### WHAT IS BEING ASKED
Each of the following records is to be printed verbatim.

(Page and application data records)
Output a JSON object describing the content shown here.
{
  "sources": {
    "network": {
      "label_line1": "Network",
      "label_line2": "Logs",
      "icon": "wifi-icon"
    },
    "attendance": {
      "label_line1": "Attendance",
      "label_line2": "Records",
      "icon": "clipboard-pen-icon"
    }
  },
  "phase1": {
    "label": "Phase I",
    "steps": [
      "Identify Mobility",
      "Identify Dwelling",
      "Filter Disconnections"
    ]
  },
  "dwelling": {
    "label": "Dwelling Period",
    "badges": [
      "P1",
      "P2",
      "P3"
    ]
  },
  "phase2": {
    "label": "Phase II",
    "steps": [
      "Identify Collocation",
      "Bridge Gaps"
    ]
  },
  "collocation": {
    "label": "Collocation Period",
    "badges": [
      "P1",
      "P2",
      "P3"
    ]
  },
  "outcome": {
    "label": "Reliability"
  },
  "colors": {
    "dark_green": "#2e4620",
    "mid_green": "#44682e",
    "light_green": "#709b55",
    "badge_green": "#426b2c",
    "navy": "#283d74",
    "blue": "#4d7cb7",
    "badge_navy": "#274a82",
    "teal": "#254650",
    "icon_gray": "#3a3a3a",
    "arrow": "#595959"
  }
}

### RESPONSE FOR THIS EXERCISE
Output a JSON object describing the content shown here.
{
  "sources": {
    "network": {
      "label_line1": "Network",
      "label_line2": "Logs",
      "icon": "wifi-icon"
    },
    "attendance": {
      "label_line1": "Attendance",
      "label_line2": "Records",
      "icon": "clipboard-pen-icon"
    }
  },
  "phase1": {
    "label": "Phase I",
    "steps": [
      "Identify Mobility",
      "Identify Dwelling",
      "Filter Disconnections"
    ]
  },
  "dwelling": {
    "label": "Dwelling Period",
    "badges": [
      "P1",
      "P2",
      "P3"
    ]
  },
  "phase2": {
    "label": "Phase II",
    "steps": [
      "Identify Collocation",
      "Bridge Gaps"
    ]
  },
  "collocation": {
    "label": "Collocation Period",
    "badges": [
      "P1",
      "P2",
      "P3"
    ]
  },
  "outcome": {
    "label": "Reliability"
  },
  "colors": {
    "dark_green": "#2e4620",
    "mid_green": "#44682e",
    "light_green": "#709b55",
    "badge_green": "#426b2c",
    "navy": "#283d74",
    "blue": "#4d7cb7",
    "badge_navy": "#274a82",
    "teal": "#254650",
    "icon_gray": "#3a3a3a",
    "arrow": "#595959"
  }
}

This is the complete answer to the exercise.